This is something I've often come across when trying to replace
something old / good with something new / good, they really are made
down to a price these days (even if the price we might be wiling to
pay isn't an issue).

When I took the (fairly old, conventional flue) tumble dryer to bits
the other day, everything undid ok, there wasn't a spec of rust on any
of the (substantial) steelwork, no stripped threads, wonkey screws,
corroded wires / connectors and even the plastic didn't snap, all well
designed etc.

Depending on how bad the overall structural condition of this barrow
is (albeit rusting away in places) and given what you might have to
spend, *if* you could find something anywhere near equivalent, in the
spirit of DIY I might be interested to see if it could be recovered
using fiberglass bandage?

eg. I would remove the bucket, wheel, grips and any unboltable
bracketry and give the whole thing a good going over with a wire brush
(in an angle grinder / drill where suitable). Sand blasting would be
lovely of course. ;-)

Get some 2" wide 'woven roving' and tightly wrap in a spiral fashion
from one handle, round the frame and back to the other then wet out
with resin. Or, better, first give the known weak / stress points a
local layer first, then go over the whole thing as above, possibly a
couple of times.
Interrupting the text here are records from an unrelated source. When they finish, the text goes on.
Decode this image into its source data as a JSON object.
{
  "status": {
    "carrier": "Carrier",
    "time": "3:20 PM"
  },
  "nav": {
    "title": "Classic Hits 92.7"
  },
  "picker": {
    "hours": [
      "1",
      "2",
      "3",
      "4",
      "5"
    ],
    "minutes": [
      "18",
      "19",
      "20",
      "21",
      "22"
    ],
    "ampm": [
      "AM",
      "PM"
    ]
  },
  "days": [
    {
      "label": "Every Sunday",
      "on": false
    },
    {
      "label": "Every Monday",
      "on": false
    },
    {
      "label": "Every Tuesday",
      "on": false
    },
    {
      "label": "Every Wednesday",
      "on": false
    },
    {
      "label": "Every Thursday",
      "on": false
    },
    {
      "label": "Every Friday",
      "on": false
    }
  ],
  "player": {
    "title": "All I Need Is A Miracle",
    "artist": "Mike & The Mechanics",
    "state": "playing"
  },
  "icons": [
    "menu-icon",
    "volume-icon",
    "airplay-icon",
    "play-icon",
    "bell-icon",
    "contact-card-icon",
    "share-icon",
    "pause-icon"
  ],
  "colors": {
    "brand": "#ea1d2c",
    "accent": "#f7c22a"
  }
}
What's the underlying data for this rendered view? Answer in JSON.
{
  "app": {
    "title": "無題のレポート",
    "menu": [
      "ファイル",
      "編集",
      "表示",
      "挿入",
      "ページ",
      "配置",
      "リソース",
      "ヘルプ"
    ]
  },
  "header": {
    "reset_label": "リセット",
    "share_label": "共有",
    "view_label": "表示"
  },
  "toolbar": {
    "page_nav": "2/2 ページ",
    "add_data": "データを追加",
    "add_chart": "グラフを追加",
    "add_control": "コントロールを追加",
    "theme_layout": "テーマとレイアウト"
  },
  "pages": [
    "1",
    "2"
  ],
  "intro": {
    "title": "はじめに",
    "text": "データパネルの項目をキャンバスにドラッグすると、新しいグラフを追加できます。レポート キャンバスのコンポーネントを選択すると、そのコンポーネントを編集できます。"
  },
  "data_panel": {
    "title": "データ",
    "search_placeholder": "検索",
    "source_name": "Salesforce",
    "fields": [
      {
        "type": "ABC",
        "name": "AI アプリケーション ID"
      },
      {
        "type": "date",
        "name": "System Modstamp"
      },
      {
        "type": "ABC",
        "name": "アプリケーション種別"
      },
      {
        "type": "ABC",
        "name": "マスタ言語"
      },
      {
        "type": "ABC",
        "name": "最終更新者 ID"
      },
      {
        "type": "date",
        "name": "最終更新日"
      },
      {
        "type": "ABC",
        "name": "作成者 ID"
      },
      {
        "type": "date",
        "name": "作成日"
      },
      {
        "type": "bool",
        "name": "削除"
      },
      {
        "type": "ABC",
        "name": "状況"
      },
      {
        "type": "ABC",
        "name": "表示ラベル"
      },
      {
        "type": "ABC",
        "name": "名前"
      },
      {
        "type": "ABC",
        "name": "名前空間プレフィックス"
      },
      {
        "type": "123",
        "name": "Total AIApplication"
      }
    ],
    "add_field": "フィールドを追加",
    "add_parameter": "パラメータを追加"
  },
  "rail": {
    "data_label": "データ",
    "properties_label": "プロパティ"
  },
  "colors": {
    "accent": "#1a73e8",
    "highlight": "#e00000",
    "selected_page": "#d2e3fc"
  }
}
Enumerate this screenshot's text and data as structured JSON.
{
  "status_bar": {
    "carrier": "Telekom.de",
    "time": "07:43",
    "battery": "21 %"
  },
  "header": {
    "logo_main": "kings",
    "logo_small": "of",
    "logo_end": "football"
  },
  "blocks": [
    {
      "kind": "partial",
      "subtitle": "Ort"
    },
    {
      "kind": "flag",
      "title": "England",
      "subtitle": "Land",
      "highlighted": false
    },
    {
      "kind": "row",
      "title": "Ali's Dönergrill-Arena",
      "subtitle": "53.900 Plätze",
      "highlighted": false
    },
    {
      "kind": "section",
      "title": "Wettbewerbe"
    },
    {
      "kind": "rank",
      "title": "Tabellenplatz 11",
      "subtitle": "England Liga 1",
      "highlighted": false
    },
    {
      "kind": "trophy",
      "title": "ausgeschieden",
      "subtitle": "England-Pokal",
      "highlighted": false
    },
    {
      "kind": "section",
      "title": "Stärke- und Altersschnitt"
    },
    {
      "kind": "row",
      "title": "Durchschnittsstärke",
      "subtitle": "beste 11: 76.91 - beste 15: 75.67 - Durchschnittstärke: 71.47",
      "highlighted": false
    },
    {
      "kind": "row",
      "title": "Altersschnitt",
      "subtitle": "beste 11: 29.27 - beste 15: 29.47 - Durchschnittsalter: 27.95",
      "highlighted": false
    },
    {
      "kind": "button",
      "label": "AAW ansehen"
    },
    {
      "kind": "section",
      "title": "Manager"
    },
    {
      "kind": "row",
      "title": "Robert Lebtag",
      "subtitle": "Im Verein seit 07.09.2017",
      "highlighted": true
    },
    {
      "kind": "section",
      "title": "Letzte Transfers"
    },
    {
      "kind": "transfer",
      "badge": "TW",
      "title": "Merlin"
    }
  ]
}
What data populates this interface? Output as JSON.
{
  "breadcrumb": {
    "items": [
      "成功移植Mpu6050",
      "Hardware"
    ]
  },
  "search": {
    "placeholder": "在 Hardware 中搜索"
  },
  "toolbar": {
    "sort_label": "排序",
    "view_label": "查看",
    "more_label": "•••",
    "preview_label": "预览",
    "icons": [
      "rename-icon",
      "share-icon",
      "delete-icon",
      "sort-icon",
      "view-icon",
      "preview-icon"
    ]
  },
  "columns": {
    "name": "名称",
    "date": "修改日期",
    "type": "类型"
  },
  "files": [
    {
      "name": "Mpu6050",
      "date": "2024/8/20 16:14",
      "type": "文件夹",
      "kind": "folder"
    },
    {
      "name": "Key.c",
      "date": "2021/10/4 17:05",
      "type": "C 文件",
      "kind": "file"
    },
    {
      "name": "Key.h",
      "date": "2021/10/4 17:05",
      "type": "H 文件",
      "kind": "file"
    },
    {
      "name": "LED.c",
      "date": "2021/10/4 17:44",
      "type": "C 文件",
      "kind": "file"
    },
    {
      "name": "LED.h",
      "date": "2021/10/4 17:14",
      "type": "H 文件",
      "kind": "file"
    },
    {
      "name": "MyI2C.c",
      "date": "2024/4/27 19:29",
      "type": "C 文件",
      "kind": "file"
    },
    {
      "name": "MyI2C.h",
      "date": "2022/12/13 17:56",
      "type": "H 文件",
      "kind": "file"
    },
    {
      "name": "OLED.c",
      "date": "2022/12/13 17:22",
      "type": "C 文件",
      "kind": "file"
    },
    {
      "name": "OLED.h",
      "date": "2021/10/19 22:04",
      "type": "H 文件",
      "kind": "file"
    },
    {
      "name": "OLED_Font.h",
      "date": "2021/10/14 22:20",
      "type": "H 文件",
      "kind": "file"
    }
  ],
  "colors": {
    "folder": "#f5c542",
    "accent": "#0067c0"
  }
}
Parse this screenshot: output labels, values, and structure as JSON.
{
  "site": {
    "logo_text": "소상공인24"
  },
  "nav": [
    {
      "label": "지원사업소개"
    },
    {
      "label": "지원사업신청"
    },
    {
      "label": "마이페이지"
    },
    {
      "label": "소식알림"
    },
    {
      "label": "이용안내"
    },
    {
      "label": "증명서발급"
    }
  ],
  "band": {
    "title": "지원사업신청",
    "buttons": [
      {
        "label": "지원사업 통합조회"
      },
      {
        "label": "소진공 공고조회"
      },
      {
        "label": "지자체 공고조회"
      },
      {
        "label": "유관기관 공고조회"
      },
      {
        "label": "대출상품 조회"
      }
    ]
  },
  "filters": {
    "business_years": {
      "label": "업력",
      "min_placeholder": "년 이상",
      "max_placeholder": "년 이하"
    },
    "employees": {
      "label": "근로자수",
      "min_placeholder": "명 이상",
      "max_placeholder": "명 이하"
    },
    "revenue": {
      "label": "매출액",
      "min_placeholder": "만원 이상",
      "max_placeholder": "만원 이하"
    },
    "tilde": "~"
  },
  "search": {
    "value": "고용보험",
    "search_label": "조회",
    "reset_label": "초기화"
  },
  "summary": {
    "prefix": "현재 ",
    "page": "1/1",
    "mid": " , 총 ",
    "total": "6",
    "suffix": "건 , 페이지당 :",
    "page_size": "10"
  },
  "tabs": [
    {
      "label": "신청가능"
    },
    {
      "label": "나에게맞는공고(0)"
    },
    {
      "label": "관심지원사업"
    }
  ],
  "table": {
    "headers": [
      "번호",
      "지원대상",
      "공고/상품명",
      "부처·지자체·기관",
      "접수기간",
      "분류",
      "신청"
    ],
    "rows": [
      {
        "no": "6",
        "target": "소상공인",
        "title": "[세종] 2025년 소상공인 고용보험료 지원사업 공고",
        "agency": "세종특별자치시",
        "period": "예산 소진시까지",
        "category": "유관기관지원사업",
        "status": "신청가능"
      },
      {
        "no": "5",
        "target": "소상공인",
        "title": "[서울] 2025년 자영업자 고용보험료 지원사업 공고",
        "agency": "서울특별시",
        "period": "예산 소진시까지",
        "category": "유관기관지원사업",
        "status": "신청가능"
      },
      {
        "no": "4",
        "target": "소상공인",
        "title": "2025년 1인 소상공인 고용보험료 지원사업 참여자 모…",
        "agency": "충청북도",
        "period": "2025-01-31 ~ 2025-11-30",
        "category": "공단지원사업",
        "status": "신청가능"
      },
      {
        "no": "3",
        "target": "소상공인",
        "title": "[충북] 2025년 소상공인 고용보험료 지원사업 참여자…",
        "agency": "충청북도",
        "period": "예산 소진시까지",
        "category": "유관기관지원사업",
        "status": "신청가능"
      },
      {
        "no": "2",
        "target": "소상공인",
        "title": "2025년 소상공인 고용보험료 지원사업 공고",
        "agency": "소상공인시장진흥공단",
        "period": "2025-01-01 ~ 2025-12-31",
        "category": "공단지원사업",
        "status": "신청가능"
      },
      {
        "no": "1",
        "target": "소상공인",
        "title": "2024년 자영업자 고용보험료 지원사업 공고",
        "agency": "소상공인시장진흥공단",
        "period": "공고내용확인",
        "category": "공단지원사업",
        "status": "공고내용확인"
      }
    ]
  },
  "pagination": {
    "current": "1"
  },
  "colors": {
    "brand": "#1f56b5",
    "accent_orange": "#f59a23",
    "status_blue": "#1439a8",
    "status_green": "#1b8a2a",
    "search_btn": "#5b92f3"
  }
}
Paint (if you want), re-assemble and use. You could even fill the
inside of the tubes with expanding foam (first) to ensure any holes
don't allow too much resin in and stop water getting in afterwards
(drilling extra holes in the top of the tubes (low stress area) where
necessary to be able to inject the foam).

Probably much easier than mucking about trying to weld rusty steel and
at least you know what you have once finished.

I've repaired a couple of motorcycle steel front mudguards that way
where they had rusted where the were joined to the inner fork brace /
bracket. Get it de rusted and clean and tape up the outside. Flood the
inner gaps with resin and loose fibreglass then glass over the bracket
and inside the mudguard. Fill the outside (now down onto sound
material underneath) sand and paint. Been on there 10 years now and
not a sign of rust or any fatigue or de lamination. ;-)

Cheers, T i m

I think the problem with that if there is significant corrosion in a
load-bearing region is that the flexing will break the resin to steel
bond and eventually corrosion will occur underneath. I'd say your bike
mudguard brackets are not so highly stressed as some of the parts of the

That said, I am all in favour of repairing things. It all depends on the
location and extent of the corrosion..